CHENNAI: Textbooks may make history seem like a fixed, unchanging list of names, events and dates. But truth be told, our knowledge of history is never quite that exact or thorough. Yes, there are many things that we are certain of beyond a reasonable doubt, and those are the bits that usually make it to the textbooks; but they are not always the whole story.
Consider the case of T E Lawrence, or ‘Lawrence of Arabia’ as he was known. He earned this title because of his extensive liaison work between the British Army and the people of the Middle East, during World War I.
Co-opted by British Army intelligence, he wound up fighting alongside Arab troops against the Ottoman Empire. Coupled with his archaeological interests, a deep knowledge of Arab culture and the ability to fit in and be accepted by the locals, this made him a powerful asset for the British Empire.
His career after the war was less dramatic — he tried to join the Royal Air Force, and succeeded after initially being rebuffed. He was posted to India, but had to return to Britain when his reputation as an intelligence officer resulted in repeated rumours that he was a spy. He pursued a keen interest in high-speed vehicles, including motorboats and motorcycles. It was this passion for motorcycle-riding that proved fatal, and he died as a result of injuries sustained in a motorcycle crash in 1935, just a few months after leaving military service.
What is less well known is that Lawrence was suspected of sympathising with the Arab cause to the extent that he was appalled at how Britain was treating the people of Mesopotamia — now known as Iraq — and other Arab countries. As a matter of fact, many of the British policies for this region, along with the policies of other European powers, especially in light of the oil reserves discovered there, can be seen as laying the foundation for the continuing turmoil in that unfortunate part of the world.
There’s something missing here, though, isn’t there? Such a brilliant man, such an abrupt and pointless death at just 46. Such a dynamic, brilliant and respected man would surely have had a vital role to play in the Second World War, just around the corner. Is there more to his death than we have been told by the history books?
This is how Yves Sente, writer of the Blake and Mortimer adventure series, begins his The Oath of the Five Lords. Working between the gaps of history, he has imagined a conspiracy by British intelligence, spurred by the existence of a manuscript in which Lawrence criticised British policy in the Middle East in great detail.
The heroes of the series are Captain Francis Blake of military intelligence, and his friend Phillip Mortimer, a leading scientist with interests in a range of disciplines apart from science.

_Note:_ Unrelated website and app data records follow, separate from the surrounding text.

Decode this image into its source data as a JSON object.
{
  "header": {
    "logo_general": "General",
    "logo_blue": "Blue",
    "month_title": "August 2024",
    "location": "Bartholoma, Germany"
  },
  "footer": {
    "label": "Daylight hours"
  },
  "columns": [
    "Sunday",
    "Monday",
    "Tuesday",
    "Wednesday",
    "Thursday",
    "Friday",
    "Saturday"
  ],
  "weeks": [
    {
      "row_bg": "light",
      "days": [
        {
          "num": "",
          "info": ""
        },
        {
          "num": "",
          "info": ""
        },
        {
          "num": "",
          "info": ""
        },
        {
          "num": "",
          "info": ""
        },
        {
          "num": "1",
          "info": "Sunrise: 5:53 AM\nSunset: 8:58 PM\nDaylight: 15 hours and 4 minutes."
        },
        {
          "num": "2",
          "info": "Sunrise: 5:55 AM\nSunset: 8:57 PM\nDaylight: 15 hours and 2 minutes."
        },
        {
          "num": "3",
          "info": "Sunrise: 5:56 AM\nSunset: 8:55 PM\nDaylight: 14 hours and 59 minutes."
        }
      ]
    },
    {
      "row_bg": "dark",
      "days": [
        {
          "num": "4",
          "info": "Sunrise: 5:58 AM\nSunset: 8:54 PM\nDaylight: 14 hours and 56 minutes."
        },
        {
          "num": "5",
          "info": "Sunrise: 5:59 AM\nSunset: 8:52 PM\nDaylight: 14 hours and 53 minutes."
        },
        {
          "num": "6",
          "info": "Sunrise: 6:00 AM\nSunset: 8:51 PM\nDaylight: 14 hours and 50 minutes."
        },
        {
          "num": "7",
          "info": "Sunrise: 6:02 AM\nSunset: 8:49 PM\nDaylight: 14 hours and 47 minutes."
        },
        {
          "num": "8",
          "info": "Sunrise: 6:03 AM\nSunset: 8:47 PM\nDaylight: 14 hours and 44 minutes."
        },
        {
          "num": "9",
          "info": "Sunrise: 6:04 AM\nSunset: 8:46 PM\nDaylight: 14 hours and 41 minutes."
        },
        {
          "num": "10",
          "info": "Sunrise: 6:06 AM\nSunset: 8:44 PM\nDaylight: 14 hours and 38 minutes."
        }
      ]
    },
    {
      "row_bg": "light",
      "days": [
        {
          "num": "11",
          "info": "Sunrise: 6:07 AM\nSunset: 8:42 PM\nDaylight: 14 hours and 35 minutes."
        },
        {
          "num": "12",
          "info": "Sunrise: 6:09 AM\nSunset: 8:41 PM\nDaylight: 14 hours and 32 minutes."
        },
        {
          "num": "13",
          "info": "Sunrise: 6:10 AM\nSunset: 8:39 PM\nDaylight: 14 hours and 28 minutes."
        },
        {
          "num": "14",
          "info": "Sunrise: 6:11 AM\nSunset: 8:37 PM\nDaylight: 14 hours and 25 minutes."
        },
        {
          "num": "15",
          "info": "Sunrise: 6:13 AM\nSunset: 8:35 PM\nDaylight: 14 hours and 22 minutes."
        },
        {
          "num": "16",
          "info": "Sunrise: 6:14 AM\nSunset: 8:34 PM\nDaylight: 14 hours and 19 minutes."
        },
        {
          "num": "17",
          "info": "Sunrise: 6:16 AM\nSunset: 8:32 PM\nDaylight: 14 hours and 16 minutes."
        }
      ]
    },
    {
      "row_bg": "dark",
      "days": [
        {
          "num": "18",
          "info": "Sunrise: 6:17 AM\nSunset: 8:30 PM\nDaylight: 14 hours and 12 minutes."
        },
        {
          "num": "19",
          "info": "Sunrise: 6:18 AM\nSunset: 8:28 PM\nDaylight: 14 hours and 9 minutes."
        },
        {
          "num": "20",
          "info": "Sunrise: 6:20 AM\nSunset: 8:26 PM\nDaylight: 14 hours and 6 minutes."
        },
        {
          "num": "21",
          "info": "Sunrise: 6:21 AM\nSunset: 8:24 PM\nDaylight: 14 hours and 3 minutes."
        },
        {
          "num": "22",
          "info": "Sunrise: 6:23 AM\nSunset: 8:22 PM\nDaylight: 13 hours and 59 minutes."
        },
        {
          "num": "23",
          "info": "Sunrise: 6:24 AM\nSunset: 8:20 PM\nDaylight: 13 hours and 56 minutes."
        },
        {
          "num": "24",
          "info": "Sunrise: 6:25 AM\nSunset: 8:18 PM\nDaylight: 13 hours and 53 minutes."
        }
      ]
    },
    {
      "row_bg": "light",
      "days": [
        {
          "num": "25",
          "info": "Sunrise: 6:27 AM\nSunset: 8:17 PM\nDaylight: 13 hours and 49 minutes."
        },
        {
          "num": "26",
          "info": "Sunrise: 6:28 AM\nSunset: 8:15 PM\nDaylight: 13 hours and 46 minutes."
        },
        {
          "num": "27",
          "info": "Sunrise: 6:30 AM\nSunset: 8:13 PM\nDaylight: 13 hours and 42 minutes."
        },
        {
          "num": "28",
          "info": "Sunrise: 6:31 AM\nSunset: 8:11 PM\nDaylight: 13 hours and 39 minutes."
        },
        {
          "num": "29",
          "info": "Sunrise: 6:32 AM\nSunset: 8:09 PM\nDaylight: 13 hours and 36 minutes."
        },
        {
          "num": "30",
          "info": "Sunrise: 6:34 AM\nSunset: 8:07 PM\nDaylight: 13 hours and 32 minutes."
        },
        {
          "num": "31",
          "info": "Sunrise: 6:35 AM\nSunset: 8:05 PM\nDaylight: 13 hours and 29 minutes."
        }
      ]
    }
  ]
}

When Mortimer is called to address the students at Oxford University, he becomes involved in investigating a series of mysterious thefts at the Ashmolean Museum, a museum with an extensive and eclectic collection, amassed over 300 years.
The thefts seem to focus on only specific items, and not on the most valuable items in the museum. They are carried out so well that an inside hand is suspected. When Blake hears of the robberies, he is inexplicably worried and gets involved in the investigation. This is followed by the sudden death of his old friends at intelligence, and it soon becomes obvious that he and his friends have something to do with all this. Many exciting revelations lie ahead, including the role Blake may have played in Lawrence’s life.
It’s a thrilling story, though I prefer it when the Blake and Mortimer series takes a break from its usual concepts of science fiction to focus on a more mundane adventure like this, or in The Francis Blake Affair.
Best of all, it shows how fascinating history is — with both the things that we do know and the unknown spaces between them.